        </service>
</application>
....

Step 2: Create Activity class

Create a new Activity class called TestProcessActivity that will include certain methods to call the respective Services.

TestProcessActivity.java

package com.example;

import android.app.Activity;
import android.content.Intent;
import android.os.Bundle;
import android.view.View;

public class TestProcessActivity extends Activity {

	private Intent m_objServiceIntent = null; 

	@Override
	protected void onCreate(Bundle savedInstanceState) {
		super.onCreate(savedInstanceState);
		setContentView(R.layout.activity_process);
	}

	public void startFirstService(View view){
		m_objServiceIntent = new Intent(TestProcessActivity.this, FirstService.class);
		startService(m_objServiceIntent);
	}

	public void startSecondService(View view){
		m_objServiceIntent = new Intent(TestProcessActivity.this, SecondService.class);
		startService(m_objServiceIntent);
	}
}

activity_process.xml

<?xml version="1.0" encoding="utf-8"?>
<LinearLayout xmlns:android="http://schemas.android.com/apk/res/android"
    android:layout_width="match_parent"
    android:layout_height="match_parent"
    android:orientation="vertical">

    <Button
        android:id="@+id/button1"
        android:layout_width="wrap_content"
        android:layout_height="wrap_content"
        android:onClick="startFirstService"
        android:text="@string/call_first_service"/>

    <Button
        android:id="@+id/button2"
        android:layout_width="wrap_content"
        android:layout_height="wrap_content"
        android:onClick="startSecondService"
        android:text="@string/call_second_service"/>

</LinearLayout>

Finally, make sure no errors are present. Save all changes and run the application on an Android device. If no errors occur then you should be able to see the following output!

output_1

Next, you need to call each Service by clicking the respective button.

first_service

second_service

Now, try switching to the DDMS perspective in order to view the multiple processes running on the Android device.

ddms_output

Reference: Multiple Processes in Android

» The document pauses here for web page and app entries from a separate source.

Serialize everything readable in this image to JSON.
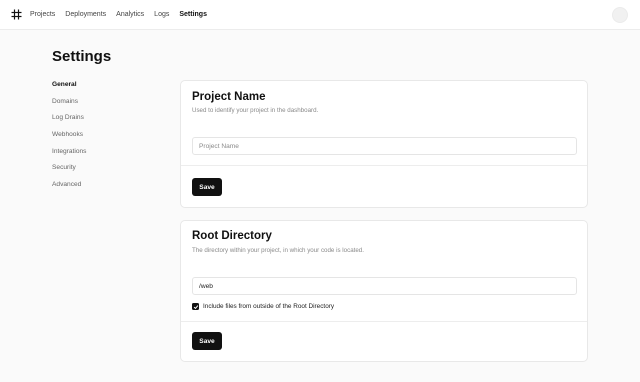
{
  "nav": {
    "items": [
      {
        "label": "Projects"
      },
      {
        "label": "Deployments"
      },
      {
        "label": "Analytics"
      },
      {
        "label": "Logs"
      },
      {
        "label": "Settings"
      }
    ],
    "active_index": 4,
    "logo_icon": "grid-hash-icon",
    "avatar_icon": "user-avatar"
  },
  "page": {
    "title": "Settings"
  },
  "sidebar": {
    "items": [
      {
        "label": "General"
      },
      {
        "label": "Domains"
      },
      {
        "label": "Log Drains"
      },
      {
        "label": "Webhooks"
      },
      {
        "label": "Integrations"
      },
      {
        "label": "Security"
      },
      {
        "label": "Advanced"
      }
    ],
    "active_index": 0
  },
  "project_name": {
    "title": "Project Name",
    "description": "Used to identify your project in the dashboard.",
    "input_value": "",
    "input_placeholder": "Project Name",
    "save_label": "Save"
  },
  "root_directory": {
    "title": "Root Directory",
    "description": "The directory within your project, in which your code is located.",
    "input_value": "/web",
    "checkbox_checked": true,
    "checkbox_label": "Include files from outside of the Root Directory",
    "save_label": "Save"
  },
  "colors": {
    "background": "#fafafa",
    "primary_button": "#111111",
    "text_muted": "#8a8a8a"
  }
}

Tutorial #91: Setting up Eclipse for Android Wear Development

The Android Wear SDK was officially launched at Google I/O back in June 2014. Android Wear is a version of Google’s Android operating system designed for smartwatches and other wearables. It helps display notifications and integrates the Google Now functionality by pairing with mobile phones. The Wear SDK includes code samples, documentation required to build applications that directly run on wearable, create custom user interfaces and sync data between mobile phones and wearables.

However, it is important for developers to first setup their environment in order to create wearable applications. This tutorial helps to setup up the Eclipse IDE for Android Wear development.

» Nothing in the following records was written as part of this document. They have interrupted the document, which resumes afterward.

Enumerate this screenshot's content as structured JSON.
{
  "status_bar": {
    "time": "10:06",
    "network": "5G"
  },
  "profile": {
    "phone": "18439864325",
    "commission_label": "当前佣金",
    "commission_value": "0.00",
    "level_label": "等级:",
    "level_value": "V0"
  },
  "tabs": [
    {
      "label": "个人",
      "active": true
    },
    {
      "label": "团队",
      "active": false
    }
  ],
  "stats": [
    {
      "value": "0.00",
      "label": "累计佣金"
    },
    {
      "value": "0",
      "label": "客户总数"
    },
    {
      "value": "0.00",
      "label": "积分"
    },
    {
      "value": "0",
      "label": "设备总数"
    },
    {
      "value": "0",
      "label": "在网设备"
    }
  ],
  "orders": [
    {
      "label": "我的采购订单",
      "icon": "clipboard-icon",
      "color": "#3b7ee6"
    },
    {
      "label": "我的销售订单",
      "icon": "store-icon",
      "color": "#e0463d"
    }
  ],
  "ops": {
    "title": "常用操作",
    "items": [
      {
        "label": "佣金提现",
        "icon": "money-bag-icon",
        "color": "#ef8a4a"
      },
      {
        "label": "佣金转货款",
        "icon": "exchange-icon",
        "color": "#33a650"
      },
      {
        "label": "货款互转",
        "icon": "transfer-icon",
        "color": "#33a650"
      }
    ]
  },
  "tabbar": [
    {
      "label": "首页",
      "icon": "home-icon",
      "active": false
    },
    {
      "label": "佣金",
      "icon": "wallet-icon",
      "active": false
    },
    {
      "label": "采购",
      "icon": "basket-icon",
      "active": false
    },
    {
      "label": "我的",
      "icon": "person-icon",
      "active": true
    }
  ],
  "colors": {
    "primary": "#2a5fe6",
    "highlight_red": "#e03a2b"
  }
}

Pre-requisites: Eclipse IDE, Android Wear SDK

Step 1: Install Android Wear SDK and support repository

Before creating wearable applications, one needs to download and install the Android Wear SDK from the SDK manager as shown below. One also needs to install the Android support repository from the Extras section.

sdk_manager_install_wear_sdk

sdk_manager_support_repository

Step 2: Create support library project

Once the Android Wear SDK has been installed successfully, one will find the wearable folder present under,

{ANDROID_SDK}\extras\google\m2repository\com\google\android\support\

Next, rename the wearable-1.0.0.aar file as wearable-1.0.0.zip and extract the .zip file to obtain the wearable Android project. Now, launch Eclipse IDE and choose File –> Import –> Existing Android code into workspace. Navigate to the path where the project exists and import the same. Finally, create a libs folder and move the classes.jar in the libs folder. Right click the imported project, go to Android, select build target as Android 4.4W.2 and tick the checkbox Is Library. This makes sure that the project is setup as a library project targeting Android API 20.

Create library project

Create library project

Our final project structure would look something like this,

Project Structure

Project Structure

One can now create a new Android Wear project, or import one of the samples that come with the SDK, and add the above Wear support library as a dependency.

That’s it for this tutorial. Stay tuned for more! ๐Ÿ™‚